Turning 42


Something happened that I spent a good bit of my life thinking wouldn’t.  I turned 42 years old.  Yeah, that is an odd number but it is the first birthday I remember my dad having and so it has stuck with me.

So what does turning 42 have to do with photography?  It has a lot actually but to understand my point we have to start at the beginning.  I got my very first camera when I was 8 years old.  It was a Canon point and shoot that my parents bought me.  I had been asking for one because I wanted to be a “Photographer”.  Why did an 8 year old boy want to be a photographer?  Well, that’s easy.  It was because Peter Parker (pssst… that’s Spiderman) was a photographer.  There’s nothing more to that original desire.  I took the camera, started snapping photo after photo, and I continued that for years.

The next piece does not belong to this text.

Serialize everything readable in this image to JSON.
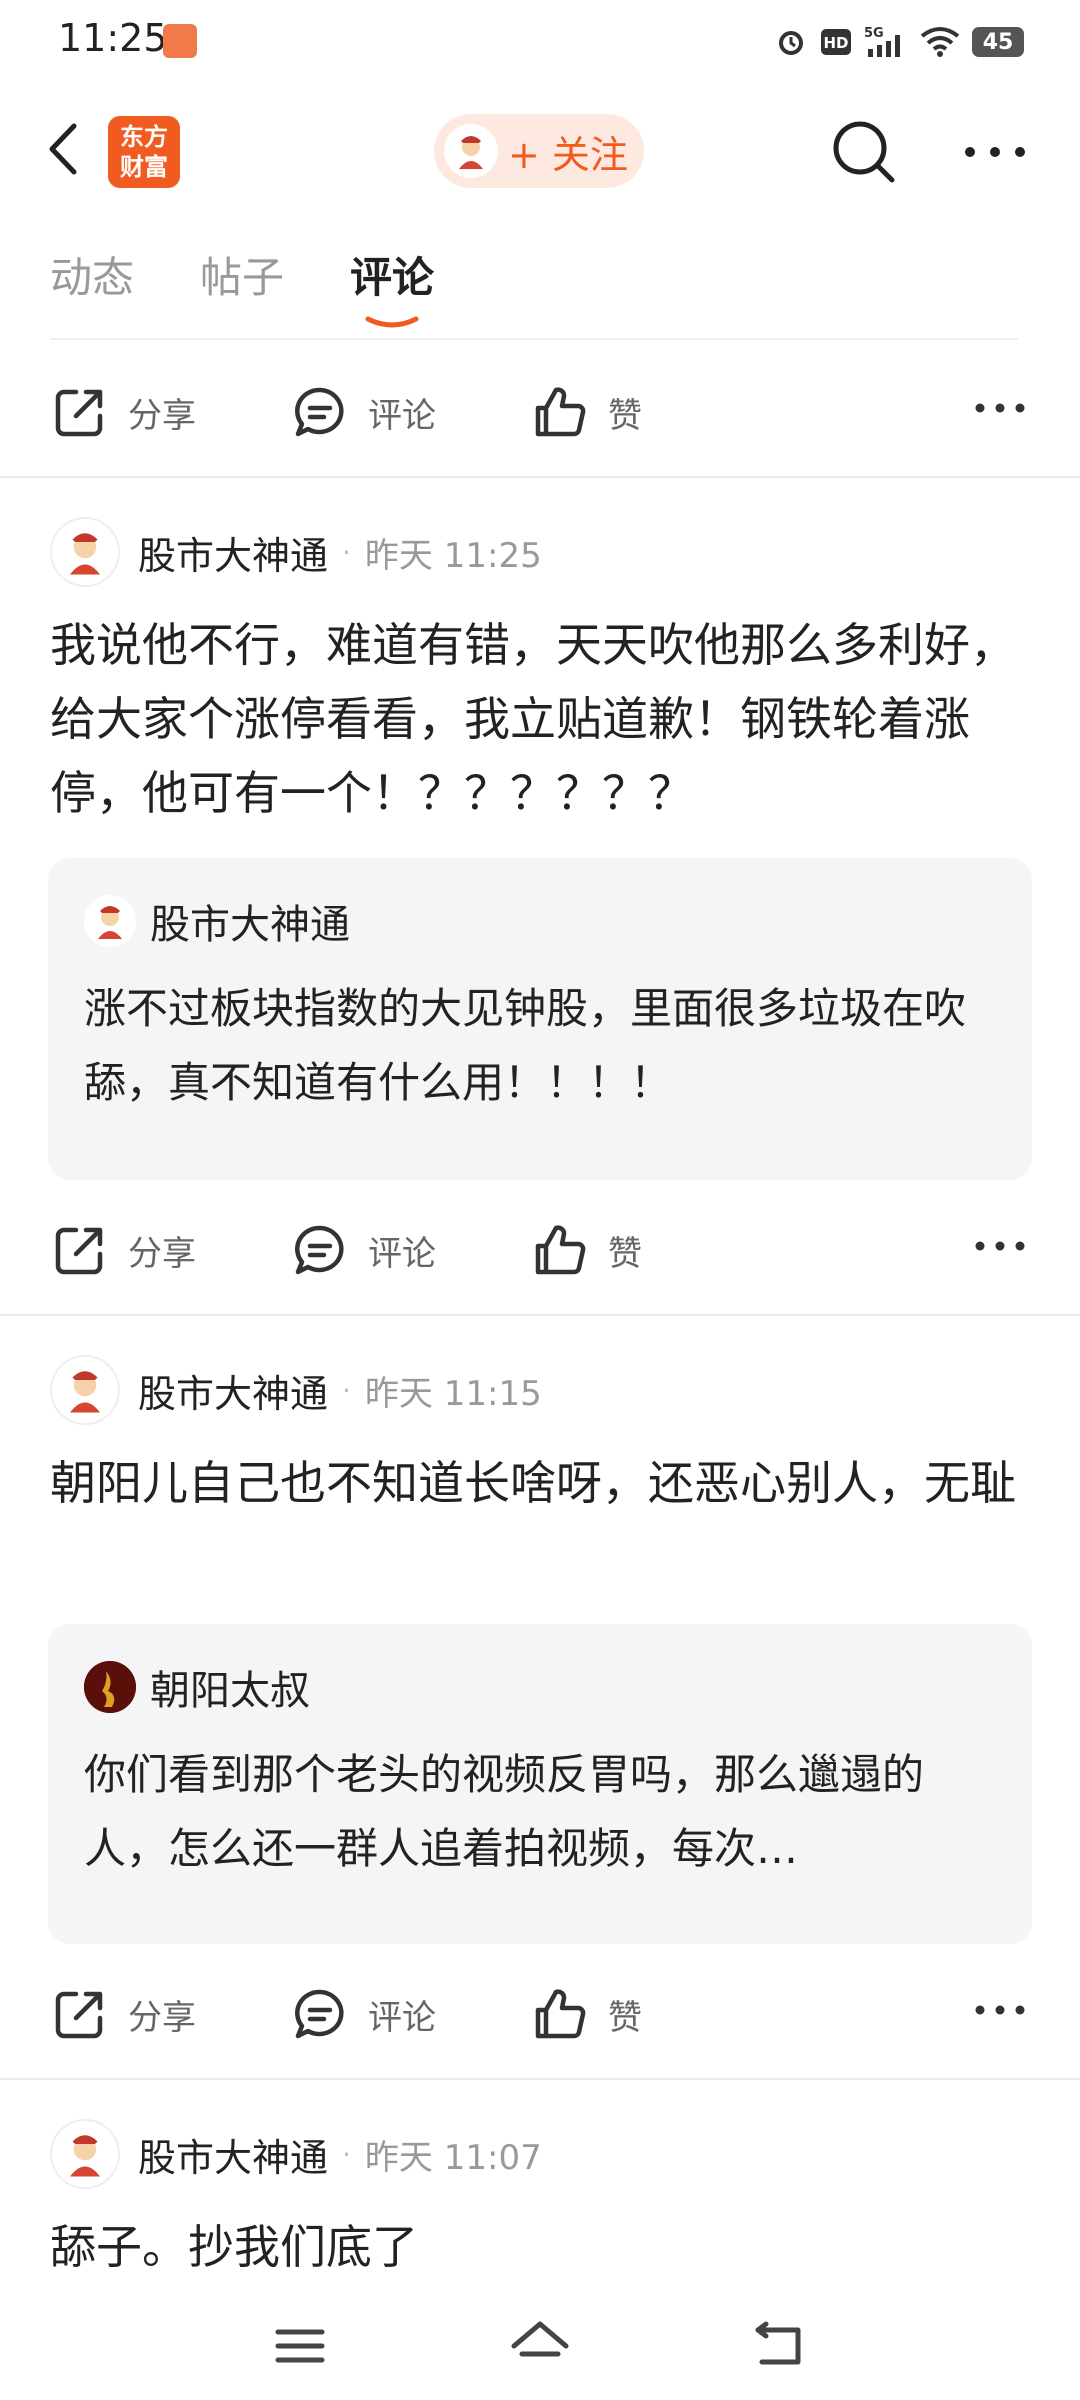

Flash forward to 1993.  In 1993 I received my pilot’s license and found both airplanes and aerial views breathtaking.  I wanted to record everything I saw so I got my hands on my very first SLR (note there was no D in front of that).  I set it to automatic and start taking tons of photos.  I always had trouble getting the images to look right though and that was annoying.  That is when I decided to take a college class in photography.  It was a 101 class that covered the basics of exposure and how to process images in a Black and White Darkroom.  I understood the darkroom really well but never put enough effort into understanding exposure.  Why?  Because I thought I had a super smart camera that would do all of that for me.  There I stayed…  for a very long time.

Fade to 1999.  I had just gotten married and my wife and I were living in Greensboro, North Carolina while she attended graduate school.  I started getting that photography bug again and dug out my old camera.  It was busted and I could not afford a new one.  I did locate an awesome camera store and drooled over the Canon A2e at the time.

2001 was a good year.  I had been promoted at work and we had moved back to my home town in Tennessee.  I finally had the money to get a decent camera.  I wanted to buy a Canon A2e but when I went to the store and picked up a Nikon F100 I was was in love.  I bought the Nikon F100 and a kit lens.  It was a great camera.  The images it produced were great when the meter caught the scene correctly.  Why couldn’t I produce consistently good images?  It was a simple answer but one I didn’t recognize until I purchased a book “John Shaw's Nature Photography Field Guide”.  There is an updated version of this book now with digital in mind.  Within the first chapter I finally understood exposure.  It had never been explained to me in such a simple matter and from that point on I shot everything in Manual mode.  My photographs were consistent and I could finally start paying attention to what was really important.  Composition!

From 2002 until 2005 I managed to get some high quality lenses.  During this time I frequented the Great Smoky Mountains National Park because I loved landscape and nature photography.    Nature and landscape photography were and still are my photographic passion.

In 2005 my wife and I moved to South Florida.  Gone were my mountains and rushing streams.  I was honestly bummed out.  My creativity took a solid hit and I put my camera down and chose to complain about not having what we had lost.  One day my wife told me to get off the couch and find something to photograph.  I did just that and haven’t looked back.  When my son came along in 2008 I even started portrait photography which is pretty darn cool and I had flashy new digital gear.

Now 2015…  My passion is still there and added to that passion is teaching.  Passing on what I have learned is a wonderful thing and I get to do that through leading workshops, the blog, e-books, and through the South Florida National Parks Camera Club (SFNPCC).

Yes, it happened.  I turned 42.  For 34 of those years I took pictures but it has only in the last 14 years that with study, dedication, persistence, and practice, have I become a photographer.

What does turning 42 mean to a photographer?

It means you are never too old to become who you could have been. 

The best is yet to come!